The peninsular city of Cadiz, in Andalusia, is one of the oldest inhabited cities in Spain, it's history gives it plenty of reasons to be on a list of places to visit in Spain and a worthwhile TEFL destination.
Cadiz is on a peninsular, a pan-handle, think Florida but much smaller, surrounded by the sea, making it a fantastic place to pull up in a boat. That fact was realised 3000 years ago by the Phoenicians who created the first permanent settlements there, some say by Hercules himself, later becoming a base for Hannibal and his elephants, the Romans, the Visigoths and then the Moors. All of Cadiz's previous tenants wanted it to park up their boats and even to this day is the home of the Spanish Armada and a large merchant shipping port. As with aviation, international seafarers need a good grasp of English, as do their supply chains on land and their offices and customs houses. In short, where there are boats there's a demand for English speaking skills.
English speaking visitors have found their way to Cadiz for many centuries, ensuring the need to speak English was always relevant. In the times of Sir Walter Raleigh the British navy would often turn up, sink a few Spanish galleons, burn down parts of the town and make it home in time for tea. When Wellington was around the British turned up, broke up a fight between the French and Spanish and fought the French all the way back to France. It sounds like modern day British tourists on a Club 18-30 holiday I know, but it's real history!
Modern tourists do of course pass through Cadiz in large numbers, but this city attracts a more cultured tourists seeking out history, architecture, and naval museums rather than an All-Day-Breakfast-Café to grab a coffee to help cure last night’s hangover as they head to the beach for the day. The upscale tourist industry ensures that Cadiz maintains a large base of workers who need to speak English, and this in turn keeps the demand for English teachers high.
In addition to tourists visiting the city, there are also the students. Cadiz University (known as UCA)is one of the oldest in Spain with it's roots in the 15th century, and it's 17,000 Marine Science and Medicine students contribute to the vibe you will feel as you travel around. The students drive the demand for English teachers up even higher, as the expectation is that every university graduate in Spain will have mastered a high level of English.If you're not already a qualified English teacher, Cadiz has a couple of TEFL Academies where native English speakers can train to become teachers and then make the decision to stay in town and teach locally or head off to travel using their new qualifications to aid them on the way.
Many English speakers come to Cadiz with the goal of immersing themselves in the Spanish language. Try participating in "inter-cambios," informal language exchanges typically held in a café or a bar where English is spoken for an hour and then Spanish is spoken for an hour.
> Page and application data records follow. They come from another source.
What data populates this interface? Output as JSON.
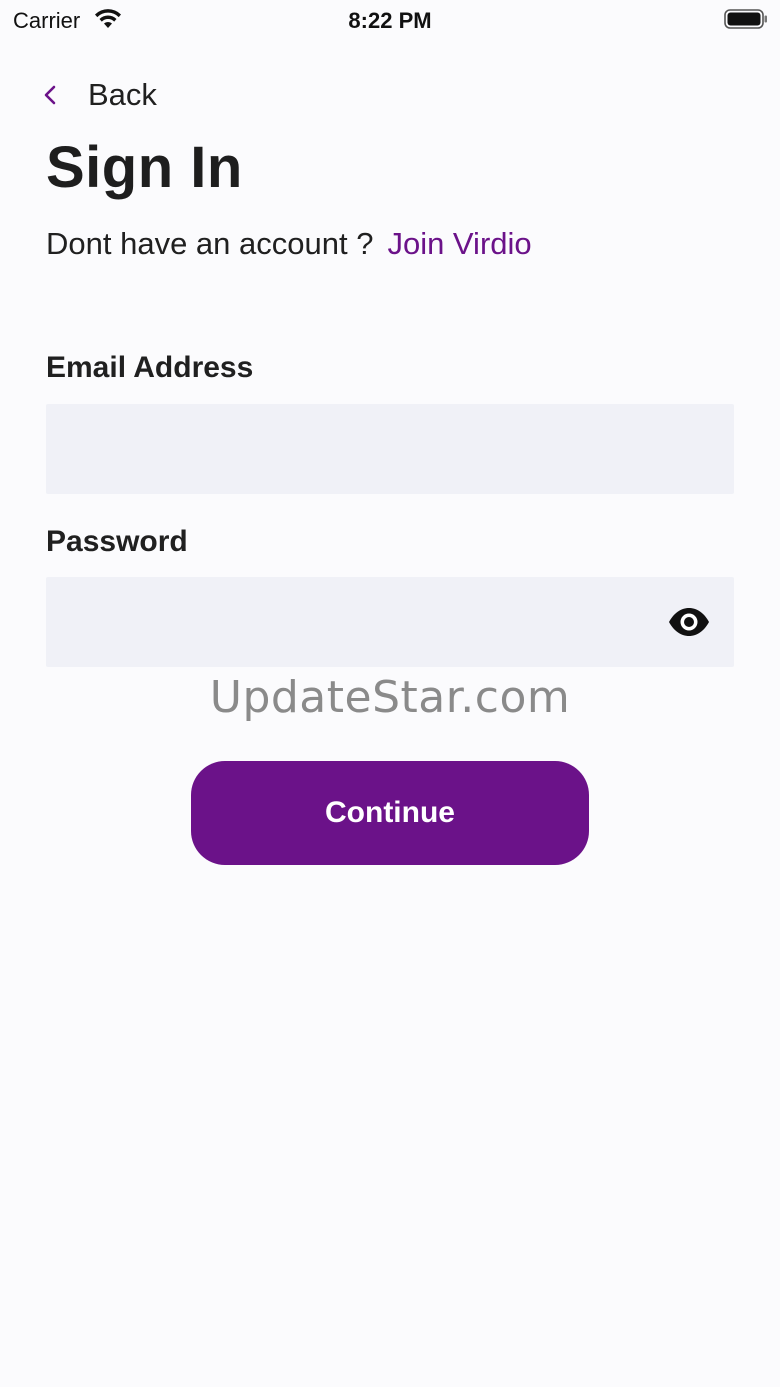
{
  "status_bar": {
    "carrier": "Carrier",
    "time": "8:22 PM"
  },
  "nav": {
    "back_label": "Back"
  },
  "header": {
    "title": "Sign In"
  },
  "signup_prompt": {
    "text": "Dont have an account ?",
    "link": "Join Virdio"
  },
  "form": {
    "email": {
      "label": "Email Address",
      "value": "",
      "placeholder": ""
    },
    "password": {
      "label": "Password",
      "value": "",
      "placeholder": ""
    },
    "submit_label": "Continue"
  },
  "watermark": "UpdateStar.com",
  "colors": {
    "accent": "#6b1289",
    "field_background": "#f0f1f7",
    "page_background": "#fbfbfd"
  },
  "icons": {
    "back": "chevron-left-icon",
    "password_toggle": "eye-icon",
    "wifi": "wifi-icon",
    "battery": "battery-icon"
  }
}
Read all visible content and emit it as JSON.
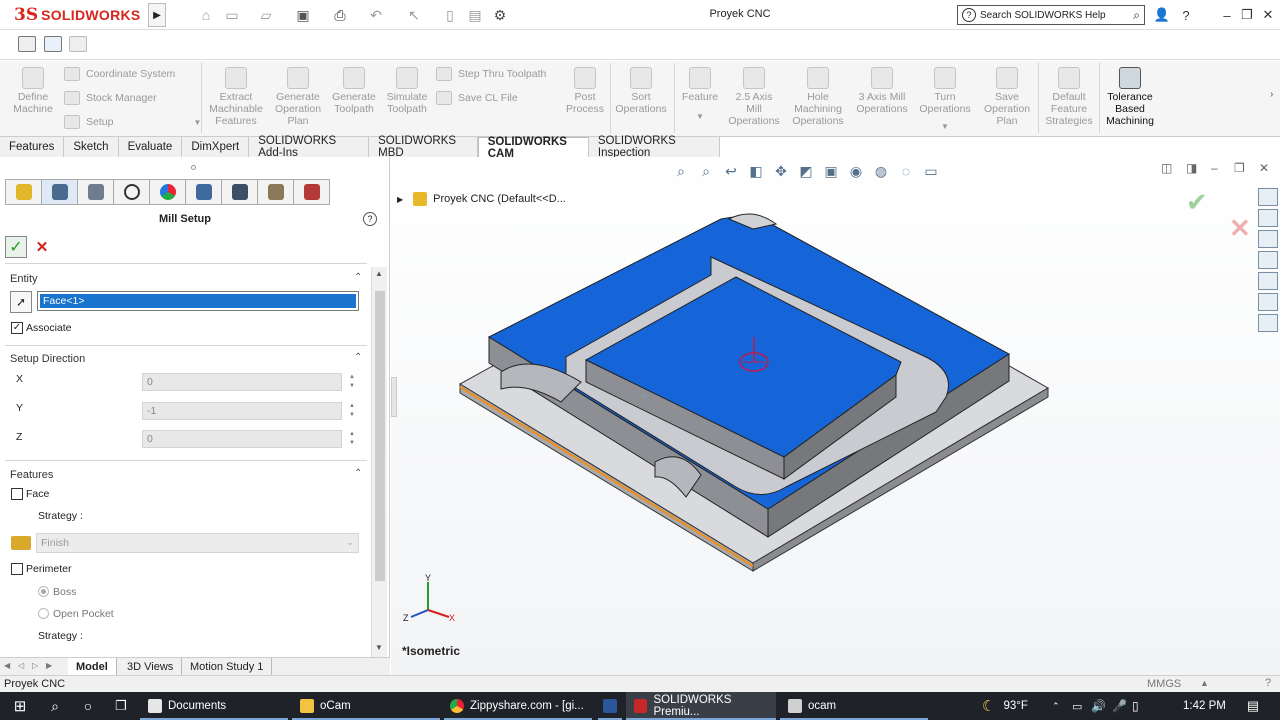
{
  "app": {
    "logo_ds": "3S",
    "logo_brand": "SOLIDWORKS",
    "document_title": "Proyek CNC",
    "search_placeholder": "Search SOLIDWORKS Help"
  },
  "command_manager": {
    "define_machine": "Define\nMachine",
    "coordinate_system": "Coordinate System",
    "stock_manager": "Stock Manager",
    "setup": "Setup",
    "extract_features": "Extract\nMachinable\nFeatures",
    "generate_plan": "Generate\nOperation\nPlan",
    "generate_toolpath": "Generate\nToolpath",
    "simulate_toolpath": "Simulate\nToolpath",
    "step_thru_toolpath": "Step Thru Toolpath",
    "save_cl_file": "Save CL File",
    "post_process": "Post\nProcess",
    "sort_operations": "Sort\nOperations",
    "feature": "Feature",
    "mill_2_5": "2.5 Axis\nMill\nOperations",
    "hole_machining": "Hole\nMachining\nOperations",
    "mill_3_axis": "3 Axis Mill\nOperations",
    "turn_operations": "Turn\nOperations",
    "save_operation_plan": "Save\nOperation\nPlan",
    "default_feature_strategies": "Default\nFeature\nStrategies",
    "tolerance_based_machining": "Tolerance\nBased\nMachining"
  },
  "tabs": [
    "Features",
    "Sketch",
    "Evaluate",
    "DimXpert",
    "SOLIDWORKS Add-Ins",
    "SOLIDWORKS MBD",
    "SOLIDWORKS CAM",
    "SOLIDWORKS Inspection"
  ],
  "property_manager": {
    "title": "Mill Setup",
    "help": "?",
    "entity_section": "Entity",
    "entity_value": "Face<1>",
    "associate_label": "Associate",
    "setup_direction_section": "Setup Direction",
    "x_label": "X",
    "x_value": "0",
    "y_label": "Y",
    "y_value": "-1",
    "z_label": "Z",
    "z_value": "0",
    "features_section": "Features",
    "face_label": "Face",
    "strategy_label": "Strategy :",
    "strategy_value": "Finish",
    "perimeter_label": "Perimeter",
    "boss_label": "Boss",
    "open_pocket_label": "Open Pocket",
    "strategy_label_2": "Strategy :"
  },
  "bottom_tabs": [
    "Model",
    "3D Views",
    "Motion Study 1"
  ],
  "graphics": {
    "tree_item": "Proyek CNC  (Default<<D...",
    "view_name": "*Isometric",
    "axis_x": "X",
    "axis_y": "Y",
    "axis_z": "Z"
  },
  "status_bar": {
    "document": "Proyek CNC",
    "units": "MMGS"
  },
  "taskbar": {
    "documents": "Documents",
    "ocam_folder": "oCam",
    "chrome": "Zippyshare.com - [gi...",
    "solidworks": "SOLIDWORKS Premiu...",
    "ocam_app": "ocam",
    "weather": "93°F",
    "time": "1:42 PM"
  },
  "colors": {
    "brand_red": "#d9261c",
    "face_blue": "#1565d8",
    "selection_blue": "#1874cd",
    "taskbar_bg": "#1f2228"
  }
}
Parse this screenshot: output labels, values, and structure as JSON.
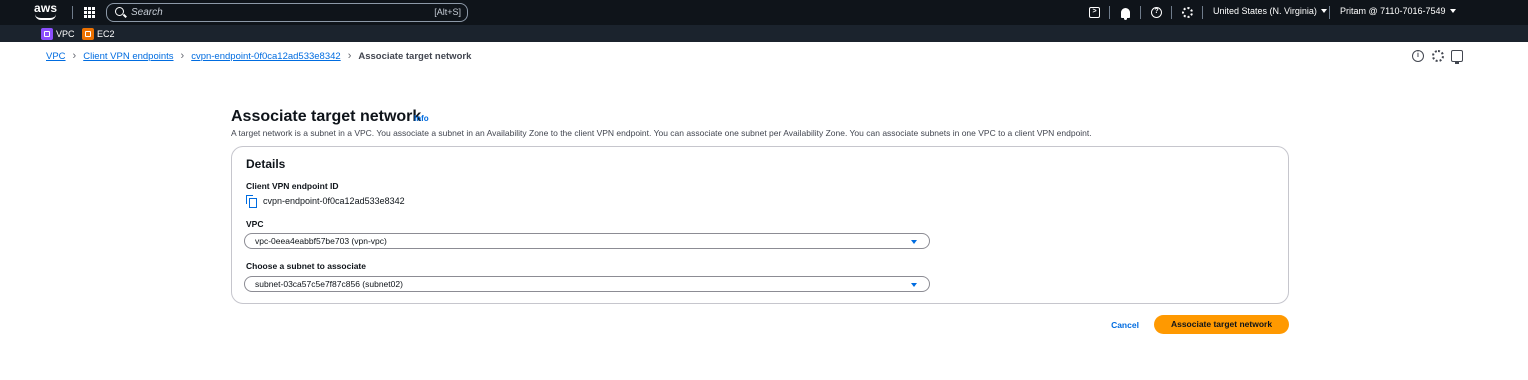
{
  "topnav": {
    "logo_text": "aws",
    "search_placeholder": "Search",
    "search_shortcut": "[Alt+S]",
    "region": "United States (N. Virginia)",
    "account": "Pritam @ 7110-7016-7549"
  },
  "services": [
    {
      "label": "VPC",
      "icon": "vpc-icon",
      "color": "#8c4fff"
    },
    {
      "label": "EC2",
      "icon": "ec2-icon",
      "color": "#ed7100"
    }
  ],
  "breadcrumb": {
    "items": [
      "VPC",
      "Client VPN endpoints",
      "cvpn-endpoint-0f0ca12ad533e8342"
    ],
    "current": "Associate target network"
  },
  "header": {
    "title": "Associate target network",
    "info": "Info",
    "description": "A target network is a subnet in a VPC. You associate a subnet in an Availability Zone to the client VPN endpoint. You can associate one subnet per Availability Zone. You can associate subnets in one VPC to a client VPN endpoint."
  },
  "details": {
    "title": "Details",
    "endpoint_label": "Client VPN endpoint ID",
    "endpoint_value": "cvpn-endpoint-0f0ca12ad533e8342",
    "vpc_label": "VPC",
    "vpc_value": "vpc-0eea4eabbf57be703 (vpn-vpc)",
    "subnet_label": "Choose a subnet to associate",
    "subnet_value": "subnet-03ca57c5e7f87c856 (subnet02)"
  },
  "actions": {
    "cancel": "Cancel",
    "submit": "Associate target network"
  },
  "colors": {
    "nav_bg": "#0f141a",
    "link": "#006ce0",
    "primary_button": "#ff9900"
  }
}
Discipline is needed to avoid straying off to just one language, but even if it turns out to be less linguistically beneficial, an inter-cambio often creates local acquaintances, leads for private English classes, and another dozen or so friends on Facebook.
The lifestyle in Andalusia in the south of Spain is very relaxed and easygoing. Let's face it, with temperatures regularly over 40 degrees in the summer, it's hard to be in a rush and it's easy to understand why some might want to just chill until 'mañana'. Most TEFL students adapt very well to this change of pace, and gain a whole new sense of how to best use their free time in ways that they weren't able in their home countries. Chilling out is the way to go when in Spain, especially if you're down South.
Without having to leave town, Cadiz has it's packed old town, colonial era quarters, the ports, the churches, the towers, it's city beach and far too many tapas bars. And if you're around in February, Cadiz hosts one of the biggest Carnivals in Spain. For those who want to go a bit further afield, there are a few big water parks nearby and bullfighting rings in the adjacent towns of Jerez de la Frontera, El Puerto de Santa Maria and Algeciras. If you want to stretch your wings even further, Portugal, Seville, Cordoba, Gibraltar and other worthwhile destinations are just a few hours drive away, making Cadiz a great base for exploring this south westerly tip of Europe.
So book the flight, book the TEFL course, go live the Spanish experience and afterwards get in touch with us and share your experiences to inspire others. Oh, does anyone know a TEFL course in Cadiz we could speak to to get more useful information about TEFL in Andalusia? Let us know, we need to collaborate with a local TEFL Academy to get some really good articles for our readers! Hasta luego.....